(Supplied data Opens)
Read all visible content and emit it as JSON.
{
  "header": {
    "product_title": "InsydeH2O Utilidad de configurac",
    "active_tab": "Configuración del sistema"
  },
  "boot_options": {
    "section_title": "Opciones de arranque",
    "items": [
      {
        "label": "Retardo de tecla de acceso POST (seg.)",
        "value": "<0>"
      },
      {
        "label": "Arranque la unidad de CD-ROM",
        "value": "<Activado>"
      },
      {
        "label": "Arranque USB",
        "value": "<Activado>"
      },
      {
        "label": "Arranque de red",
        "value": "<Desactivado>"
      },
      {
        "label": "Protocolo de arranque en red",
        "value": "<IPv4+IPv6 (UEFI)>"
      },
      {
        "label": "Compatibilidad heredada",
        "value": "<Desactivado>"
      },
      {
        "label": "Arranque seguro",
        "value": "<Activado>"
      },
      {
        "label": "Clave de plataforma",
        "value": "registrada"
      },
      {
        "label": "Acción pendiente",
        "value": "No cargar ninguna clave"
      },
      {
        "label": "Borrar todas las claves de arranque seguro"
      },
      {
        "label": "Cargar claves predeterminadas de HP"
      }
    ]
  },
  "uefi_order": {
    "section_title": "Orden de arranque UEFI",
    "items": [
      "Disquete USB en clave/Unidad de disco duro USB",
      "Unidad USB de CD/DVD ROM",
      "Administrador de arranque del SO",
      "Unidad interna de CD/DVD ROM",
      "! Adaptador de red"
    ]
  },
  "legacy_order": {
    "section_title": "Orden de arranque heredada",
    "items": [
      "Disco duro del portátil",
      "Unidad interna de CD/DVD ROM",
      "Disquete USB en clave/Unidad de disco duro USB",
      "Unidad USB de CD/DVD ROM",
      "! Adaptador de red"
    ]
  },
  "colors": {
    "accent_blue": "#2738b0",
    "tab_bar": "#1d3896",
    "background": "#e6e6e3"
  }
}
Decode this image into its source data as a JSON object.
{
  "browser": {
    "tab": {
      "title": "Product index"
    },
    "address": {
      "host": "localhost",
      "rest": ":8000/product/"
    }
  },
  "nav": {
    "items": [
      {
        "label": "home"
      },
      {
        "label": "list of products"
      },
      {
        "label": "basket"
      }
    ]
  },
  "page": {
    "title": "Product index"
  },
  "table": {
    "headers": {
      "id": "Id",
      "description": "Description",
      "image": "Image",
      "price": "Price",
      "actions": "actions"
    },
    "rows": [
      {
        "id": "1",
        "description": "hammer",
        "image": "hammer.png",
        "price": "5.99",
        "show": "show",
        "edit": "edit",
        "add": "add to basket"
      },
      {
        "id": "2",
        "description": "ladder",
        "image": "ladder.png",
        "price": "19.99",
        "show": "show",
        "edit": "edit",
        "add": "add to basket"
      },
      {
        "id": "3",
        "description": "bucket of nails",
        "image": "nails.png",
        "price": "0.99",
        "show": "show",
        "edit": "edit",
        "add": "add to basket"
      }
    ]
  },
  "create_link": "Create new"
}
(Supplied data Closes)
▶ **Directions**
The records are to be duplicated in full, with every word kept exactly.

▶ **Result of this exercise**
Read all visible content and emit it as JSON.
{
  "header": {
    "product_title": "InsydeH2O Utilidad de configurac",
    "active_tab": "Configuración del sistema"
  },
  "boot_options": {
    "section_title": "Opciones de arranque",
    "items": [
      {
        "label": "Retardo de tecla de acceso POST (seg.)",
        "value": "<0>"
      },
      {
        "label": "Arranque la unidad de CD-ROM",
        "value": "<Activado>"
      },
      {
        "label": "Arranque USB",
        "value": "<Activado>"
      },
      {
        "label": "Arranque de red",
        "value": "<Desactivado>"
      },
      {
        "label": "Protocolo de arranque en red",
        "value": "<IPv4+IPv6 (UEFI)>"
      },
      {
        "label": "Compatibilidad heredada",
        "value": "<Desactivado>"
      },
      {
        "label": "Arranque seguro",
        "value": "<Activado>"
      },
      {
        "label": "Clave de plataforma",
        "value": "registrada"
      },
      {
        "label": "Acción pendiente",
        "value": "No cargar ninguna clave"
      },
      {
        "label": "Borrar todas las claves de arranque seguro"
      },
      {
        "label": "Cargar claves predeterminadas de HP"
      }
    ]
  },
  "uefi_order": {
    "section_title": "Orden de arranque UEFI",
    "items": [
      "Disquete USB en clave/Unidad de disco duro USB",
      "Unidad USB de CD/DVD ROM",
      "Administrador de arranque del SO",
      "Unidad interna de CD/DVD ROM",
      "! Adaptador de red"
    ]
  },
  "legacy_order": {
    "section_title": "Orden de arranque heredada",
    "items": [
      "Disco duro del portátil",
      "Unidad interna de CD/DVD ROM",
      "Disquete USB en clave/Unidad de disco duro USB",
      "Unidad USB de CD/DVD ROM",
      "! Adaptador de red"
    ]
  },
  "colors": {
    "accent_blue": "#2738b0",
    "tab_bar": "#1d3896",
    "background": "#e6e6e3"
  }
}
Decode this image into its source data as a JSON object.
{
  "browser": {
    "tab": {
      "title": "Product index"
    },
    "address": {
      "host": "localhost",
      "rest": ":8000/product/"
    }
  },
  "nav": {
    "items": [
      {
        "label": "home"
      },
      {
        "label": "list of products"
      },
      {
        "label": "basket"
      }
    ]
  },
  "page": {
    "title": "Product index"
  },
  "table": {
    "headers": {
      "id": "Id",
      "description": "Description",
      "image": "Image",
      "price": "Price",
      "actions": "actions"
    },
    "rows": [
      {
        "id": "1",
        "description": "hammer",
        "image": "hammer.png",
        "price": "5.99",
        "show": "show",
        "edit": "edit",
        "add": "add to basket"
      },
      {
        "id": "2",
        "description": "ladder",
        "image": "ladder.png",
        "price": "19.99",
        "show": "show",
        "edit": "edit",
        "add": "add to basket"
      },
      {
        "id": "3",
        "description": "bucket of nails",
        "image": "nails.png",
        "price": "0.99",
        "show": "show",
        "edit": "edit",
        "add": "add to basket"
      }
    ]
  },
  "create_link": "Create new"
}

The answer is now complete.